Presently he emerged from under the side flap of the waggon where he slept, and remarking that it was really too cold to think of washing, climbed to her side by help of the disselboom, and kissed her.
“How far are we now from Rooi Krantz, Father?” she asked, for that was the name of Mr. Clifford’s farm.
“About forty miles, dear. The waggon cannot make it to-night with these two sick oxen, but after the midday outspan we will ride on, and be there by sundown. I am afraid you are tired of this trekking.”
“No,” she answered. “I like it very much; it is so restful, and I sleep sound upon that cartel. I feel as though I should like to trek on for the rest of my life.”

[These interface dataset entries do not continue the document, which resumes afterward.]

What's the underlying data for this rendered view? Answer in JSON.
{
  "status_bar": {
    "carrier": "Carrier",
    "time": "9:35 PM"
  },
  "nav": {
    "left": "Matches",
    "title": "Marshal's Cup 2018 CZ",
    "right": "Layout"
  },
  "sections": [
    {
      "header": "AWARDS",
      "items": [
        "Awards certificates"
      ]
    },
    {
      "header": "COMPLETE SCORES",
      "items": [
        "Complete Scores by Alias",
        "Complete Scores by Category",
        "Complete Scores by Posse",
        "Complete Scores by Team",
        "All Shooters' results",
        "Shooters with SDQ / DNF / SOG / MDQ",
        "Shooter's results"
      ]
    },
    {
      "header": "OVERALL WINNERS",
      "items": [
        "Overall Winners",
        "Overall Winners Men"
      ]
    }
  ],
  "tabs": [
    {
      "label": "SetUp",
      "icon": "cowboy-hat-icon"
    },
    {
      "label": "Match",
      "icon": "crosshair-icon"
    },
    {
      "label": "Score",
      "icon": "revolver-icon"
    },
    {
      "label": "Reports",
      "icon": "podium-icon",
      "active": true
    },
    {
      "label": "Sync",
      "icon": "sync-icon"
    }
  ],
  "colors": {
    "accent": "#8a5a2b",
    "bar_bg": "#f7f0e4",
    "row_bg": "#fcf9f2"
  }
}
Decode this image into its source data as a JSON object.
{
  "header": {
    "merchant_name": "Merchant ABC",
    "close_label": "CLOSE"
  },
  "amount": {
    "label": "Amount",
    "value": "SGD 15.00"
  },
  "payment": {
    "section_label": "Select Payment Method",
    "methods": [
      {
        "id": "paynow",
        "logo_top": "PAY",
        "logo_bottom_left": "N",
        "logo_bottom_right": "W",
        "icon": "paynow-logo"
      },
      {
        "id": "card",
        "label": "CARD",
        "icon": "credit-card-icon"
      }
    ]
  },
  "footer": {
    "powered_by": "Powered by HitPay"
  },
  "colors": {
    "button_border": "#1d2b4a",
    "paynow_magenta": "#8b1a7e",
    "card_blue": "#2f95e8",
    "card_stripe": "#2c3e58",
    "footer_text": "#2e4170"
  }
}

“So you shall if you wish, dear, for whole months. South Africa is big, and when the grass grows, if you still wish it, we will take a long journey.”
She smiled, but made no answer, knowing that he was thinking of the place so far away where he believed that once the Portuguese had buried gold.
The kettle was singing now merrily enough, and Hans, the cook, lifting it from the fire in triumph—for his blowing exertions had been severe—poured into it a quantity of ground coffee from an old mustard tin. Then, having stirred the mixture with a stick, he took a red ember from the fire and dropped it into the kettle, a process which, as travellers in the veld know well, has a clearing effect upon the coffee. Next he produced pannikins, and handed them up with a pickle jar full of sugar to Mr. Clifford, upon the waggon chest. Milk they had none, yet that coffee tasted a great deal better than it looked; indeed, Benita drank two cups of it to warm herself and wash down the hard biscuit. Before the day was over glad enough was she that she had done so.
The sun was rising; huge and red it looked seen through the clinging mist, and, their breakfast finished, Mr. Clifford gave orders that the oxen, which were filling themselves with the dry grass near at hand, should be got up and inspanned. The voorlooper, a Zulu boy, who had left them for a little while to share the rest of the coffee with Hans, rose from his haunches with a grunt, and departed to fetch them. A minute or two later Hans ceased from his occupation of packing up the things, and said in a low voice: